UDP is faster, but has no error correction. UDP sacrifices reliability for speed. Think of it as an unscrupulous eBay seller that doesn’t care if you actually get your item. They sent it and that’s all that matters.
Any packets that arrive out of order will be discarded. This can lead to digital artifacts or corrupted data.
In a nutshell: When it works correctly, UDP is the faster way to go. But if you start seeing glitches, errors, or generally things that you can’t explain…you may want to switch back to TCP and see if that fixes the problem.
Increase IPVanish speed (or any VPN)
First of all, you need to do a little bit of testing with your own system. How you actually use your VPN makes a big difference in how much of a VPN speed increase (if any) you’ll see using this trick.
Speedtest.net is a great way to see what your Internet speed is at each device. You may have 30 Mbps coming in to your house, but by the time it gets to your streaming device, it may be a fraction of that.
I’m going to show three different Speedtest results:
- Without running a VPN
- Running VPN over TCP
- Running VPN over UDP
I’ve upgraded the Internet connection in my house, so my speeds may be faster than you’re used to seeing.
It’s not so important what the initial speed is, but it is very important what the difference in the three tests will be.
Let me explain: If my initial speed is 50 Mb/s, my TCP test is 2 Mbps and my UDP test is 25 Mb/s then that tells me two things: First, that’s one hell of a drop-off in speed for the TCP test, and I think something is wrong. Second, (and more important) the UDP test is about 12 times faster than the TCP test and about 50% as fast as not using a VPN at all. Both of those facts are important.

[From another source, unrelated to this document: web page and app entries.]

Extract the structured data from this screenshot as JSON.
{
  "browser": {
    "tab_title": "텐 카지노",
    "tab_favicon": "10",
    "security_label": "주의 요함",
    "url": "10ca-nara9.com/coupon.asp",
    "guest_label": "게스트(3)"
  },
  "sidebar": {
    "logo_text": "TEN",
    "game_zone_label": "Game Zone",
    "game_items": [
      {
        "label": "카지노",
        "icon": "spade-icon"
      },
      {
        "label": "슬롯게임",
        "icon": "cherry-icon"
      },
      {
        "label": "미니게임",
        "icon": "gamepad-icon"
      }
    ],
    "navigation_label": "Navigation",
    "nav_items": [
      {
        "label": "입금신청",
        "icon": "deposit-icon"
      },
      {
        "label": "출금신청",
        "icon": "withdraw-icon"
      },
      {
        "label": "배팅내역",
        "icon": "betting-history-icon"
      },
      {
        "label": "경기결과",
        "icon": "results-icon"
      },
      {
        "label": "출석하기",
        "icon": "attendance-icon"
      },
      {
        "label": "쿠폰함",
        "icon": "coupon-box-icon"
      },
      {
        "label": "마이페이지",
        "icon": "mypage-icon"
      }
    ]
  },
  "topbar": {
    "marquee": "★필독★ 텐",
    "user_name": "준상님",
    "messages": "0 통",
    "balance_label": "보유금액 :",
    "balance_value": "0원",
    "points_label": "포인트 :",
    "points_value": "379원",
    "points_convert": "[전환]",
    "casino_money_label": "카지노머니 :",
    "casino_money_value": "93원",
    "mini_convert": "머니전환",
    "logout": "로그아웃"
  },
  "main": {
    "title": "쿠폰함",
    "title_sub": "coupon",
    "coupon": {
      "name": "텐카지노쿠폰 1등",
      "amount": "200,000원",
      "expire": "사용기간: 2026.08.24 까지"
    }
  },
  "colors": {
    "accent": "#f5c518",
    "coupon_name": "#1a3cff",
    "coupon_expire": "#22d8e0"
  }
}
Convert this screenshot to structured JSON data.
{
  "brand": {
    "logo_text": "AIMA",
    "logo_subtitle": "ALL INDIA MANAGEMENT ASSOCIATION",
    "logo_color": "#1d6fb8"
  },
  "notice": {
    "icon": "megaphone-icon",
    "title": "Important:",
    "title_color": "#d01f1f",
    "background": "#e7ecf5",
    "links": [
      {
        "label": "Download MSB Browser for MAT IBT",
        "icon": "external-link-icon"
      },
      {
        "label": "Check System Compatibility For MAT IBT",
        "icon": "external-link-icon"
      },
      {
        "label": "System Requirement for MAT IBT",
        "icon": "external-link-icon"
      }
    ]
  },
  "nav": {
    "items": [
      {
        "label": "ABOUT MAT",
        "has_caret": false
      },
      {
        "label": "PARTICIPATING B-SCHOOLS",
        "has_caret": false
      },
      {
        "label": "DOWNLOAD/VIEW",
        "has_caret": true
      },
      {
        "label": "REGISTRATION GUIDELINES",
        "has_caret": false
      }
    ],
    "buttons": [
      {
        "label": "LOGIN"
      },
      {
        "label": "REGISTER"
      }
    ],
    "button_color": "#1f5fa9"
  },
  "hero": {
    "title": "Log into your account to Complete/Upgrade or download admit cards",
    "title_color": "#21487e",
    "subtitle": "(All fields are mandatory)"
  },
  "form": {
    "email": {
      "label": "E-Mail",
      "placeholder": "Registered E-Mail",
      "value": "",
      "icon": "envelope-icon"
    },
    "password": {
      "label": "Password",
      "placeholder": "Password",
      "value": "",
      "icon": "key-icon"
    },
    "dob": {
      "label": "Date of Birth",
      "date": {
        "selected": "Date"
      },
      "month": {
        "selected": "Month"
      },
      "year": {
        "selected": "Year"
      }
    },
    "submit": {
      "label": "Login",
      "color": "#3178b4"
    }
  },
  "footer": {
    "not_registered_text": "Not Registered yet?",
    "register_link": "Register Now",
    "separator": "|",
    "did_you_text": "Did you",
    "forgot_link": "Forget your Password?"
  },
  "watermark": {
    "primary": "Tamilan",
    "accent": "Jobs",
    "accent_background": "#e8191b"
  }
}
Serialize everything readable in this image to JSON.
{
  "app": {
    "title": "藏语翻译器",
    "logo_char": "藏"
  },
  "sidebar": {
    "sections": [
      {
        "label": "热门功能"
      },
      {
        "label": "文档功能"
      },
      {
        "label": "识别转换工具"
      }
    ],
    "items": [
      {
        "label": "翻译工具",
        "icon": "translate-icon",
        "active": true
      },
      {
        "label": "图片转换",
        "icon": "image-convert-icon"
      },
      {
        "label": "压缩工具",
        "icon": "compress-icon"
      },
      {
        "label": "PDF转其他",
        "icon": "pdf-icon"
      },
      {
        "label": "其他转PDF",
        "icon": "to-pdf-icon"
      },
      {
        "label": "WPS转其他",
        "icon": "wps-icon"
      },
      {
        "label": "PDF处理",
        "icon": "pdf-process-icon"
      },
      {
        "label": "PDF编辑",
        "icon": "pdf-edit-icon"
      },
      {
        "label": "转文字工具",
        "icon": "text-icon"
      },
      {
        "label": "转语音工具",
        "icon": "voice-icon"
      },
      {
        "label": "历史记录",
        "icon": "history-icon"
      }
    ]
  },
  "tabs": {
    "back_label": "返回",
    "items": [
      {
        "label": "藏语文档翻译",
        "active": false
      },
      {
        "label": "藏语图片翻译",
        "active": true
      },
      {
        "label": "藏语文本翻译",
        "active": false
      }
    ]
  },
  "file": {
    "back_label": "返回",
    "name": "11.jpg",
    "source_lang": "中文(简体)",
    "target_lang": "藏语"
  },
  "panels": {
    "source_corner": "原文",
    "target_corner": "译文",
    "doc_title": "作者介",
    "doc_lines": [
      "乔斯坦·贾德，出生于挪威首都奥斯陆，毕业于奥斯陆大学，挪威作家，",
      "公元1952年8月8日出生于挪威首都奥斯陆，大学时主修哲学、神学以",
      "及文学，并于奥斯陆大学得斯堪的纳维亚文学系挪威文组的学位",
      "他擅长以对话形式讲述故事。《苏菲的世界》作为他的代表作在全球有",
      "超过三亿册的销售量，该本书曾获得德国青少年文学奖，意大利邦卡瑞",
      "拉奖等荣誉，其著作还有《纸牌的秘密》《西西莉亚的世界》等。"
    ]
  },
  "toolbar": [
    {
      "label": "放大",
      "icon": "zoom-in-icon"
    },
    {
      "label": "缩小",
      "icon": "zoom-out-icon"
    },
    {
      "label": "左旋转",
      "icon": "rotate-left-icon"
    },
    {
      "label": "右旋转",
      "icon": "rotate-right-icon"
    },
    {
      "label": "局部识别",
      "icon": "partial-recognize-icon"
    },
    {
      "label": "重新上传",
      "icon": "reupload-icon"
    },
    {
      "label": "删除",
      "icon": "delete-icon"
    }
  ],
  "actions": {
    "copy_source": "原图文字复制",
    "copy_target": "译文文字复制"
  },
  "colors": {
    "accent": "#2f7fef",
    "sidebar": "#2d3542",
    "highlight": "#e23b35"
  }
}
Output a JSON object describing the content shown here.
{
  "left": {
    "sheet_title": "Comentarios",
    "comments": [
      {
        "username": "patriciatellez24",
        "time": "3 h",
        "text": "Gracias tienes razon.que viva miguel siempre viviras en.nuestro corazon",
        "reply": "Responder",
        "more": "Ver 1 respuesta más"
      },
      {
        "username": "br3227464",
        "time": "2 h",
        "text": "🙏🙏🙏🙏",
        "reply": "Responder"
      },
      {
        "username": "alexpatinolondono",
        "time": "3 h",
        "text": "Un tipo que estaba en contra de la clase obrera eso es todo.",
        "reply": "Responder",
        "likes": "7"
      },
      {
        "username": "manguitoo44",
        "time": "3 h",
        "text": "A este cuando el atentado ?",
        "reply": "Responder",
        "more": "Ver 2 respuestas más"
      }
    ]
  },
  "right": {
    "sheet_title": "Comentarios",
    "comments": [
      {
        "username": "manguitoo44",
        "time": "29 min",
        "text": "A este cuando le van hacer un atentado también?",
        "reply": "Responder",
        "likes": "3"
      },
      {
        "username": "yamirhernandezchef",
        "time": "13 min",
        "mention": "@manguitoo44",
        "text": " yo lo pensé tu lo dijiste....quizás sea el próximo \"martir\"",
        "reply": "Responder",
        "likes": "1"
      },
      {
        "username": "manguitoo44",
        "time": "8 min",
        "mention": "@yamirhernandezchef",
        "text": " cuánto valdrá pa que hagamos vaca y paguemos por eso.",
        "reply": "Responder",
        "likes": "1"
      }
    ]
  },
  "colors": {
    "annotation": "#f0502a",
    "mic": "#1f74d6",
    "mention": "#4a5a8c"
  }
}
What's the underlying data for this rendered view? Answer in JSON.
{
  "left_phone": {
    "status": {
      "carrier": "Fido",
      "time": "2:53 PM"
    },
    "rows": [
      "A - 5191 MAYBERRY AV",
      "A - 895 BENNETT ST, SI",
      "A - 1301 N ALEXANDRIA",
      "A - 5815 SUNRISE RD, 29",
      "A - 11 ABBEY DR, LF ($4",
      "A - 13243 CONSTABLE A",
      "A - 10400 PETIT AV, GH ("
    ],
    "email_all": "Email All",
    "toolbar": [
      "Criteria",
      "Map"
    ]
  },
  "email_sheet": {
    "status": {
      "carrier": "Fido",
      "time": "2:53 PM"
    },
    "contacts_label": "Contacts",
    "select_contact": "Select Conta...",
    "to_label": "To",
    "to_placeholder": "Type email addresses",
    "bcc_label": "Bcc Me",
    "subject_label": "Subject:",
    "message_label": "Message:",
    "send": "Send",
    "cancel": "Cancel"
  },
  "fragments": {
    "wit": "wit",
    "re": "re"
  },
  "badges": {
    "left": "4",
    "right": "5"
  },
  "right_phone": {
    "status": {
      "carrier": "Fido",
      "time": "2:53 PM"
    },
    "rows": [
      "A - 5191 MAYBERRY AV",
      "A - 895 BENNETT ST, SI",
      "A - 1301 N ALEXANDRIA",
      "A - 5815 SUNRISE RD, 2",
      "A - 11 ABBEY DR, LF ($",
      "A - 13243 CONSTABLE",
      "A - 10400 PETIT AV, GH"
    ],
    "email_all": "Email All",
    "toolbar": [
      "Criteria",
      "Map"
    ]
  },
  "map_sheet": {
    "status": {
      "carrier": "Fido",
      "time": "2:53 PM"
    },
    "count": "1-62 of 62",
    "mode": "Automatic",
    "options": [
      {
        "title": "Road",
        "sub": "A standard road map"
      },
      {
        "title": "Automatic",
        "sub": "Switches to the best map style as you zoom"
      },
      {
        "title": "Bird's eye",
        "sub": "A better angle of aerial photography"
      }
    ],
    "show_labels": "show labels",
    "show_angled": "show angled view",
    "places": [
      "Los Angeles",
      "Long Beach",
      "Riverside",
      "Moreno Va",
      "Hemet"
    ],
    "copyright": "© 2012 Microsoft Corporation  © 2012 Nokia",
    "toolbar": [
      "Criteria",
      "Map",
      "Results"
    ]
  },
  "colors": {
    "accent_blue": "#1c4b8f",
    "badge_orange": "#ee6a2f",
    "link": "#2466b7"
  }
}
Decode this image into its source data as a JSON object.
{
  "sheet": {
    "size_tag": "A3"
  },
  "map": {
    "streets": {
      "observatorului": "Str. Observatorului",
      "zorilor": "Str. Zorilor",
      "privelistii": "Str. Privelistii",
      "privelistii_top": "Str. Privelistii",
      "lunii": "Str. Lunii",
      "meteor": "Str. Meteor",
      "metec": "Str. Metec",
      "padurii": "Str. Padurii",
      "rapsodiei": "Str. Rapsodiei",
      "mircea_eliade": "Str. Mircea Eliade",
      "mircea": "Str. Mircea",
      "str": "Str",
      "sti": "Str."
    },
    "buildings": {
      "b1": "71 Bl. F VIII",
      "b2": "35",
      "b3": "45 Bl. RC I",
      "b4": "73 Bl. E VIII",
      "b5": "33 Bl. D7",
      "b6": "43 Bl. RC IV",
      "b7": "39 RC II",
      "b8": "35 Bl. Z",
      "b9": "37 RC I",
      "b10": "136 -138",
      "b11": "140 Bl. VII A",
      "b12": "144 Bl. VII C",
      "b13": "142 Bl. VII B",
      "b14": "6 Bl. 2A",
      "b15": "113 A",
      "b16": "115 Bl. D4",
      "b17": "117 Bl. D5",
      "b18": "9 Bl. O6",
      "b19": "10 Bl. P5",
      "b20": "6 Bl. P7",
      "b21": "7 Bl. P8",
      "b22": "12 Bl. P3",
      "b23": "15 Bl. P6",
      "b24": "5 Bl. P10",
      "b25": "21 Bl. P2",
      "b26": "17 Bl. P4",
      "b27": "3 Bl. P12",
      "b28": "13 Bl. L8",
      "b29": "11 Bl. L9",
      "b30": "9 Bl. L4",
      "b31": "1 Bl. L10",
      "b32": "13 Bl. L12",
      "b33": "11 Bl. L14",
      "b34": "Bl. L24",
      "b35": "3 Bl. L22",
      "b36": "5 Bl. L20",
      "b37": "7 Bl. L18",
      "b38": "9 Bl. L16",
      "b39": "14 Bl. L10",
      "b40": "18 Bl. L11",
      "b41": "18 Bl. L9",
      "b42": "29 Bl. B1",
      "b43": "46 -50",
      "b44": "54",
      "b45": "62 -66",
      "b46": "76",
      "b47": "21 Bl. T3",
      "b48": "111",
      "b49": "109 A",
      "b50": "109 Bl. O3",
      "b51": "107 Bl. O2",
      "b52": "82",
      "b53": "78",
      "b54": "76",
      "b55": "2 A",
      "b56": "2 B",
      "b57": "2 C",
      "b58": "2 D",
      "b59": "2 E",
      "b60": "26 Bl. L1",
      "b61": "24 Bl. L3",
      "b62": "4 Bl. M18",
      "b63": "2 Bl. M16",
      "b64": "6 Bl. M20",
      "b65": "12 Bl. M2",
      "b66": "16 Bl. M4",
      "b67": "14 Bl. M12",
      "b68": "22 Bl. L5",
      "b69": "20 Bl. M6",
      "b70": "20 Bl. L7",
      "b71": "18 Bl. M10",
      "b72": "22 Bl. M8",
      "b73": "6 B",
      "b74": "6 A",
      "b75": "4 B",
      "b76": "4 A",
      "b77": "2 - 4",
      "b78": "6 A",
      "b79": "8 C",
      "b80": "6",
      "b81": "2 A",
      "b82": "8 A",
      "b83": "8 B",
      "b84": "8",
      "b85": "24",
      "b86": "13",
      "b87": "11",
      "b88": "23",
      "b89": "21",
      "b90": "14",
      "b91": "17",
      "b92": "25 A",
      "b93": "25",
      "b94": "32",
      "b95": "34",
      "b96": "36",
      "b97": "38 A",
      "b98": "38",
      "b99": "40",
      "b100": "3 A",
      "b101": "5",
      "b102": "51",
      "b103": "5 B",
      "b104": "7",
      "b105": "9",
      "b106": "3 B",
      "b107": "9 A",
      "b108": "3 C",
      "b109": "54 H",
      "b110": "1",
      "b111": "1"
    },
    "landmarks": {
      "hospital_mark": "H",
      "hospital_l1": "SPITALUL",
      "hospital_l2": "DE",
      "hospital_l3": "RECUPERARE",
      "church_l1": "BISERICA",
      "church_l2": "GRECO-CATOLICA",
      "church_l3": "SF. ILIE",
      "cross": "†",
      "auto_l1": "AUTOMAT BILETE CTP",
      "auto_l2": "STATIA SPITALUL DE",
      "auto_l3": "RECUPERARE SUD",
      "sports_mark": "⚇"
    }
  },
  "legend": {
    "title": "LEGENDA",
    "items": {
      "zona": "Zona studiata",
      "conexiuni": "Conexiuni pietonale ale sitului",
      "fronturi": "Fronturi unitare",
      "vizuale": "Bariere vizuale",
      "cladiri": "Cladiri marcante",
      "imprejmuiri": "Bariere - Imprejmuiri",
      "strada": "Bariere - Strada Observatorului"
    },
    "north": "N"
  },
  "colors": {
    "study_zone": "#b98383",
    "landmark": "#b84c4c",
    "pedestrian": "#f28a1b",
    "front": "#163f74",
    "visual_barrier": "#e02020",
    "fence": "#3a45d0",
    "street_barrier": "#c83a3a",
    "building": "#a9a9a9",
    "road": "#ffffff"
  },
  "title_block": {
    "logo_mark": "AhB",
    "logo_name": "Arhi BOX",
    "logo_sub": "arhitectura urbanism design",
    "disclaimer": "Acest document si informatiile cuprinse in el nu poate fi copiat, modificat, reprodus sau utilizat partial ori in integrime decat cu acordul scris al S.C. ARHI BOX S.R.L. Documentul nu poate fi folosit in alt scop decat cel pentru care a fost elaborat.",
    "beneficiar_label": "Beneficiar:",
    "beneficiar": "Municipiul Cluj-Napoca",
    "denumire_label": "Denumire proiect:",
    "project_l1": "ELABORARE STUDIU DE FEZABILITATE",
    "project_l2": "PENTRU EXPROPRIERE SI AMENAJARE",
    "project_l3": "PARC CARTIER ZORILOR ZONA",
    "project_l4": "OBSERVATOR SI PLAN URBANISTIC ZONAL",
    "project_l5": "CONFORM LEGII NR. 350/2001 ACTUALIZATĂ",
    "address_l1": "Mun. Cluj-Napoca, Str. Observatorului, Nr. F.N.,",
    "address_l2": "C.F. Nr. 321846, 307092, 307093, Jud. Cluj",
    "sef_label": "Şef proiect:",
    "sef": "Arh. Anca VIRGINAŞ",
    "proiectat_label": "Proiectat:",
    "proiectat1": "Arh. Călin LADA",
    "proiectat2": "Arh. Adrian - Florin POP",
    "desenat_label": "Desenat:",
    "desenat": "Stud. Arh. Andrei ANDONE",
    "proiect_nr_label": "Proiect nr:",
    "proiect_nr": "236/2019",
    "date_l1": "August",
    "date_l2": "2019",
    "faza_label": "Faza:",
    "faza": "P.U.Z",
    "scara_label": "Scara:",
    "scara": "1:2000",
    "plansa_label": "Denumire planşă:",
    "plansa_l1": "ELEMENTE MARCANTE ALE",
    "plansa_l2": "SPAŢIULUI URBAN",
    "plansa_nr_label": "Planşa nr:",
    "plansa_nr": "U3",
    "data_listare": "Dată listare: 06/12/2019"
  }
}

As I said, I’ll be looking to increase my IPVanish speed, but this trick should work with most VPN’s. If it doesn’t work on your VPN, I’ll include a coupon code at the end of this article for a special deal on IPVanish VPN.
My initial speed: No VPN
As you can see, my Internet speed on my Android TV box is almost 170 Mbps. That’s pretty good.
VPN over TCP
The default setting in IPVanish and most other VPN’s is to use VPN over TCP. You can check which VPN protocol you’re connecting with by going to Settings -> Connection -> Protocol
As you can see, the Internet speed at the device level takes a pretty significant hit…all the way down to 17 Mbps.
It’s been well documented that using a VPN will decrease your Internet speed. After all, you’re trading performance for security. But, I think we can do better.
VPN over UDP
Head on back to the IPVanish Settings tab and select the OpenVPN (UDP) protocol.
Now, Speedtest showed a VPN speed of 26 Mbps, an increase of over 50%!
Not too bad for a couple of clicks, right?
Again, this trick should work to increase almost any VPN speed. But I always advise testing your particular VPN and your streaming habits. Depending on how you use your VPN, you may not see as big a performance increase as I have here.
This simple trick is an easy way to get a 50% improvement in your IPVanish speed, and it will work with most VPN’s.
Let me know what you think. Have you found any other settings that ramp up your IPVanish speed? Let me know in the comments below!